Instructions for the task
When a line in the data below includes "block", pick it out and copy it.

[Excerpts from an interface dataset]

■ ■ ■ ■

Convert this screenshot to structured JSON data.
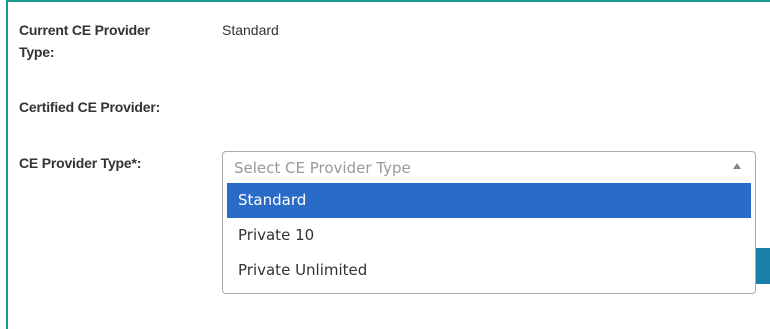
{
  "form": {
    "current_type_label_line1": "Current CE Provider",
    "current_type_label_line2": "Type:",
    "current_type_value": "Standard",
    "certified_label": "Certified CE Provider:",
    "type_label": "CE Provider Type*:"
  },
  "select": {
    "placeholder": "Select CE Provider Type",
    "arrow_icon": "triangle-up",
    "options": [
      {
        "label": "Standard",
        "highlighted": true
      },
      {
        "label": "Private 10",
        "highlighted": false
      },
      {
        "label": "Private Unlimited",
        "highlighted": false
      }
    ]
  },
  "colors": {
    "frame_border": "#1a9a8c",
    "highlight": "#2a6bc7",
    "button": "#1a7fa8"
  }
}
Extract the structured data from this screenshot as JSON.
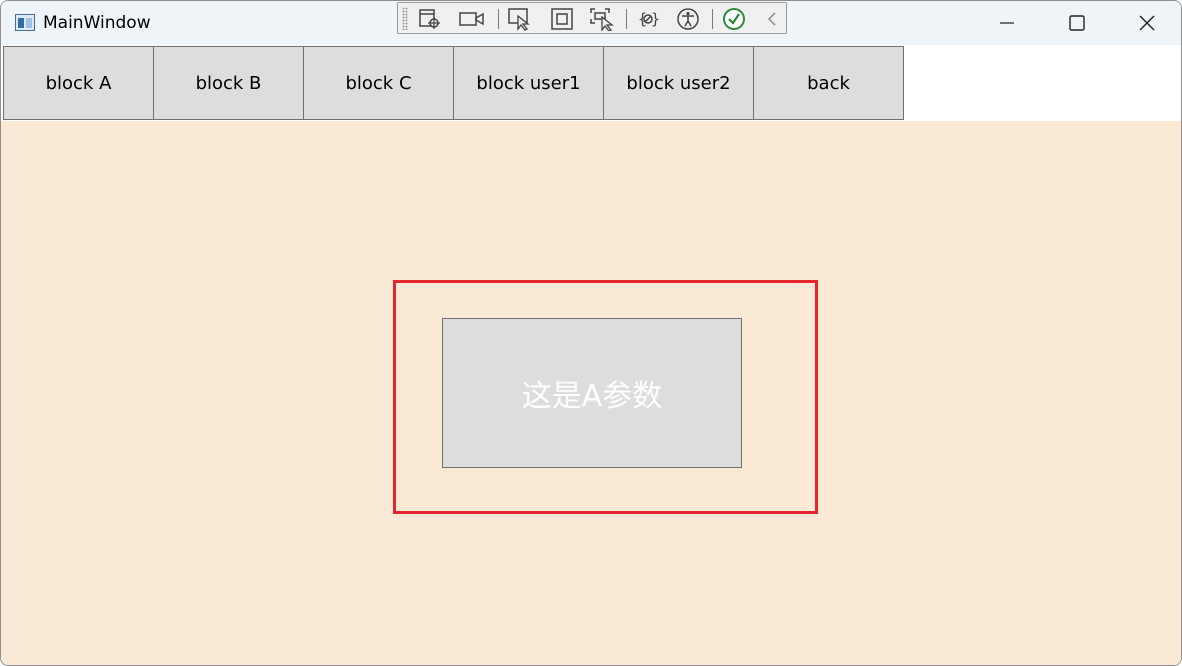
{
  "window": {
    "title": "MainWindow"
  },
  "titlebar_icons": {
    "minimize": "minimize-icon",
    "maximize": "maximize-icon",
    "close": "close-icon"
  },
  "dev_toolbar": {
    "tools": [
      "live-visual-tree-icon",
      "record-icon",
      "select-element-icon",
      "display-layout-adorners-icon",
      "track-focus-icon",
      "binding-failures-icon",
      "accessibility-icon",
      "check-icon",
      "collapse-chevron-icon"
    ]
  },
  "tabs": [
    {
      "label": "block A"
    },
    {
      "label": "block B"
    },
    {
      "label": "block C"
    },
    {
      "label": "block user1"
    },
    {
      "label": "block user2"
    },
    {
      "label": "back"
    }
  ],
  "content": {
    "param_text": "这是A参数"
  },
  "colors": {
    "content_background": "#f9e9d5",
    "highlight_border": "#e3262e",
    "button_background": "#dddddd"
  }
}
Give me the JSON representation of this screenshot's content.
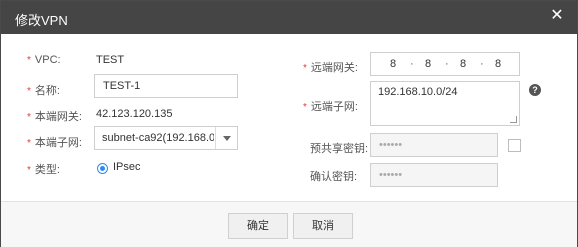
{
  "dialog": {
    "title": "修改VPN",
    "close_icon": "close-icon"
  },
  "left": {
    "vpc": {
      "label": "VPC:",
      "value": "TEST"
    },
    "name": {
      "label": "名称:",
      "value": "TEST-1"
    },
    "local_gateway": {
      "label": "本端网关:",
      "value": "42.123.120.135"
    },
    "local_subnet": {
      "label": "本端子网:",
      "value": "subnet-ca92(192.168.0. ..."
    },
    "type": {
      "label": "类型:",
      "option": "IPsec"
    }
  },
  "right": {
    "remote_gateway": {
      "label": "远端网关:",
      "octets": [
        "8",
        "8",
        "8",
        "8"
      ]
    },
    "remote_subnet": {
      "label": "远端子网:",
      "value": "192.168.10.0/24"
    },
    "psk": {
      "label": "预共享密钥:",
      "value": "••••••"
    },
    "confirm_psk": {
      "label": "确认密钥:",
      "value": "••••••"
    },
    "required_mark": "*",
    "help_icon_text": "?"
  },
  "footer": {
    "confirm_label": "确定",
    "cancel_label": "取消"
  }
}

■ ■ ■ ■

Written solution
      "label": "block A"
      "label": "block B"
      "label": "block C"
      "label": "block user1"
      "label": "block user2"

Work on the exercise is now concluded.